Average Bitrate: 6.5 mb/s
NTSC 720x480 29.97 f/s
NOTE: The Vertical axis represents the bits transferred per second. The Horizontal is the time in minutes.
|Audio||English (Dolby Digital 1.0)|
A shamefully un-restored transfer with an excessive price by Image Entertainment. A single-layered (only 3.79 Gig), bare-bones DVD (with awful menu screens) taken from a very damaged print (see screen captures - frequent speckles and marks), with much of the first half the film marred by a consistently long vertical scratch - and they are asking as much as a lower-tier Criterion DVD. Unbelievable.
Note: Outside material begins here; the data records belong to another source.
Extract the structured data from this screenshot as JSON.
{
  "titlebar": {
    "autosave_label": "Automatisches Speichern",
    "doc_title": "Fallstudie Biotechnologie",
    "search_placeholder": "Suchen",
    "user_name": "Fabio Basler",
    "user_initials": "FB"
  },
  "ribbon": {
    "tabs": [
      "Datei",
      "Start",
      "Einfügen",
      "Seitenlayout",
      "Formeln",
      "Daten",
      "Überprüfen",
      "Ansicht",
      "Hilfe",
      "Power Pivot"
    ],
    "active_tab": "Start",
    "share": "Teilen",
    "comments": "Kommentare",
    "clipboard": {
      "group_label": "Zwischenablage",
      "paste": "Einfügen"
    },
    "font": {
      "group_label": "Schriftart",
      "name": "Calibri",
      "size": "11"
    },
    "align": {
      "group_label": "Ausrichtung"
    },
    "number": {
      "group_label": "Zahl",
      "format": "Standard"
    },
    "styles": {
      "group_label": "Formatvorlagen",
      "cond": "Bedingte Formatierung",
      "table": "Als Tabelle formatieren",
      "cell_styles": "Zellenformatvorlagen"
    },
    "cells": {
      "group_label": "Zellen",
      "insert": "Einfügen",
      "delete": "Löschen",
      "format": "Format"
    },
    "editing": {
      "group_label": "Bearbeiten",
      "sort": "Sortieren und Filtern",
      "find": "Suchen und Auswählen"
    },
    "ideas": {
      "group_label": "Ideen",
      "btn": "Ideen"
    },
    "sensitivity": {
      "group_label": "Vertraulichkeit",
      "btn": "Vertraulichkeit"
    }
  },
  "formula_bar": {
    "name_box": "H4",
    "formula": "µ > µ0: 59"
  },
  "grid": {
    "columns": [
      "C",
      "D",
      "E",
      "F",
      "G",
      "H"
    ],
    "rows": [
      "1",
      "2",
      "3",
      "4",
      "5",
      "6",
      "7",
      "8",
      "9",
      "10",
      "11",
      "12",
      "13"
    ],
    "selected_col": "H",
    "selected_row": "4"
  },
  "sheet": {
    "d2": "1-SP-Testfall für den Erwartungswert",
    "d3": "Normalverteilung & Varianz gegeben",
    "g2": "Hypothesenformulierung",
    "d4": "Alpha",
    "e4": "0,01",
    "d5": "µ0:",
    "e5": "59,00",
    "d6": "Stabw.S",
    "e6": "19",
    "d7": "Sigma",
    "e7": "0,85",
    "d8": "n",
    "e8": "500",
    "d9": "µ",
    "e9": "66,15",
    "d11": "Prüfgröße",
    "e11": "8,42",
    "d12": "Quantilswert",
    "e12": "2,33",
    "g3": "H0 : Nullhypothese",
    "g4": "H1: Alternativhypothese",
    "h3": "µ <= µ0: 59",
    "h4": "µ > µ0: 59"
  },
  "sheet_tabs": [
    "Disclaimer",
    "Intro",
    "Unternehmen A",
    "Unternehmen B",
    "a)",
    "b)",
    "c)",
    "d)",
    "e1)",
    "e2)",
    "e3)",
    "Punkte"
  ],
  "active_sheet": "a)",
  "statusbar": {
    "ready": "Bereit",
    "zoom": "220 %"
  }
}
No extras or subtitles and the mono audio is only passable.
The 'Film Noir' moniker may be arguable (although it does have many elements of the style), but the film's greatness is justifiably lauded. This is a strong drama seething with tense moments - a real gem that is expertly directed even with its apparent meager budget. It is quite sad that Image Entertainment was the company releasing the film-to-DVD and that they choose to invest nothing in their transfer. For budding Noirists though the film is must-have.